When it comes to goals, if I'm honest, I'm pretty impatient.
I doubt that's too unusual. Given that most people quit on their new year's resolutions and really most normal goals, too, I'm guessing I'm not that much of an odd duck (in general, sure, but just not in this area...). Most of us love starting a new goal but quickly grow impatient with how long it takes to actually finish it, and so we quit.
As I read Chapter 2 of Finish, I was pleasantly surprised by Jon Acuff's simple advice: Cut your goal in half.
He explains it in detail and shares a lot of examples, but the basic gist is that according to research he did with a Ph.D candidate, you're 63% more likely to finish your goal if you cut it in half. He shares 2 ways to do that:

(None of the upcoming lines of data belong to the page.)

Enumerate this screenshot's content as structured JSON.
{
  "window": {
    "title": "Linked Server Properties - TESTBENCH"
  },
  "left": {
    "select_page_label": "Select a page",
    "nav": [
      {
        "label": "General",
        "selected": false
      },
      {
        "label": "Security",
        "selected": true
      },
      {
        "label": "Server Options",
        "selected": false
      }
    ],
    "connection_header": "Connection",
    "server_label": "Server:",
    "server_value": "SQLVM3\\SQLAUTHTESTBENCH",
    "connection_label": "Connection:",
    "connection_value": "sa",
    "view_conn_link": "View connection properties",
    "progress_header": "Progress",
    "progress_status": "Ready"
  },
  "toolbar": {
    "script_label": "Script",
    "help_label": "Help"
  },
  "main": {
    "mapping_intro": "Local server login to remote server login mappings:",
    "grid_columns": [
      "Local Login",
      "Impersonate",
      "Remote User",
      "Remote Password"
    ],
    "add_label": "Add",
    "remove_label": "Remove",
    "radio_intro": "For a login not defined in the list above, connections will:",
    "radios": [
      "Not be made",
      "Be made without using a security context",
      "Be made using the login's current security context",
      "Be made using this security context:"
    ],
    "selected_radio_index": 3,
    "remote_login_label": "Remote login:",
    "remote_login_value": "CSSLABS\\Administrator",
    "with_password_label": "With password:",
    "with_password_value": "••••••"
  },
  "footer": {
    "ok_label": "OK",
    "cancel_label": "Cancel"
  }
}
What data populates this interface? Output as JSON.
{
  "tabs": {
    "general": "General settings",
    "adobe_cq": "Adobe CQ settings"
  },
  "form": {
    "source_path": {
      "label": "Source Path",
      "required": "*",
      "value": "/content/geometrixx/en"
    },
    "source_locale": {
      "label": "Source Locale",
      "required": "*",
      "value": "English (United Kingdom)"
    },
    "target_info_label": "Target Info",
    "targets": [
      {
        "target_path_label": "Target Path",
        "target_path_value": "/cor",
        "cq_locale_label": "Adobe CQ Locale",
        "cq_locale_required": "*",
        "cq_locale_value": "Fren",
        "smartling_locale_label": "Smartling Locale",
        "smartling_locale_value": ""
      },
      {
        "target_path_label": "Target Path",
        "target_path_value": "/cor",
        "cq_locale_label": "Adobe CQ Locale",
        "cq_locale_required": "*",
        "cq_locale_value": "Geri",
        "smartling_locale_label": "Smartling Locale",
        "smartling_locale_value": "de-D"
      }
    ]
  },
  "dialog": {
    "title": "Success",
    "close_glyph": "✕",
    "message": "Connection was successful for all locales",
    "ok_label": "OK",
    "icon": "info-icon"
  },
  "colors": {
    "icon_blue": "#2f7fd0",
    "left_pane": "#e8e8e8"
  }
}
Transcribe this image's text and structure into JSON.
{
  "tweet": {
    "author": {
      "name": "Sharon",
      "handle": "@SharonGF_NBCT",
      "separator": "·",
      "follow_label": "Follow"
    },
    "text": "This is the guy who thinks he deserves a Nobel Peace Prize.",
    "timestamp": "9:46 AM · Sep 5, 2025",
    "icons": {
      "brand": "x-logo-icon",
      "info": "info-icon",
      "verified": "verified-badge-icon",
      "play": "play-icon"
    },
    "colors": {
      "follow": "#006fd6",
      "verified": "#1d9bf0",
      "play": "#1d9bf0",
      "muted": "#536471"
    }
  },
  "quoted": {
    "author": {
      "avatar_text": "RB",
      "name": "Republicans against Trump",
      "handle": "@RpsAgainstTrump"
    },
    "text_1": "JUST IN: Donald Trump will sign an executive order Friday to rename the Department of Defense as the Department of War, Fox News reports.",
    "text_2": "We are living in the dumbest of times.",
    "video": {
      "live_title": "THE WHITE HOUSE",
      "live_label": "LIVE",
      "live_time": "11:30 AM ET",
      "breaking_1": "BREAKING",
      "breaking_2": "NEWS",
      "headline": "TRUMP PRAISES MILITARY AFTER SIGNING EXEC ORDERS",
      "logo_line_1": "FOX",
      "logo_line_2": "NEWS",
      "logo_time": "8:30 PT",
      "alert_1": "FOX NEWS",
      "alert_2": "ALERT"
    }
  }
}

- Reduce your goal by 50% -- For example, aim to lose 10 lbs instead of 20, to run a half marathon instead of a full marathon, etc.
- Double your time -- For example, aim to lose 10 lbs in 2 months instead of 1 month, commit to run a marathon within 2 years instead of 1, etc.
He talks about cutting your goal in half like this as a way to fight perfectionism. I can see that, but I also see it as a way of identifying first steps or iterations towards the goal you ultimately want. It's something we do in the business world all the time.
Here's an example: If my goal is to work out four days a week, I shouldn’t start with working out four days a week. For one, I’m not physically ready for it and so I'll get sore or injured and quit (not speaking from experience at all...). A better strategy is to work out 2 days a week and then reassess. As I succeed at the goal I cut in half, my body adjusts, I learn what's working and what isn't, I tweak my strategy, and might just increase to 4 days a week. But it's almost guaranteed at this point that my 4-days-a-week strategy will be different than the one I would have started with -- because I know things I never would have known without starting small.
It's about the time of year where I eat too much and move too little, so I'm going to try this one as an experiment. I'm coming off a cold, but now that I'm feeling better, I'm going to start working out 2 days a week. In two weeks, I'll pause the reflect, reevaluate, and share my findings.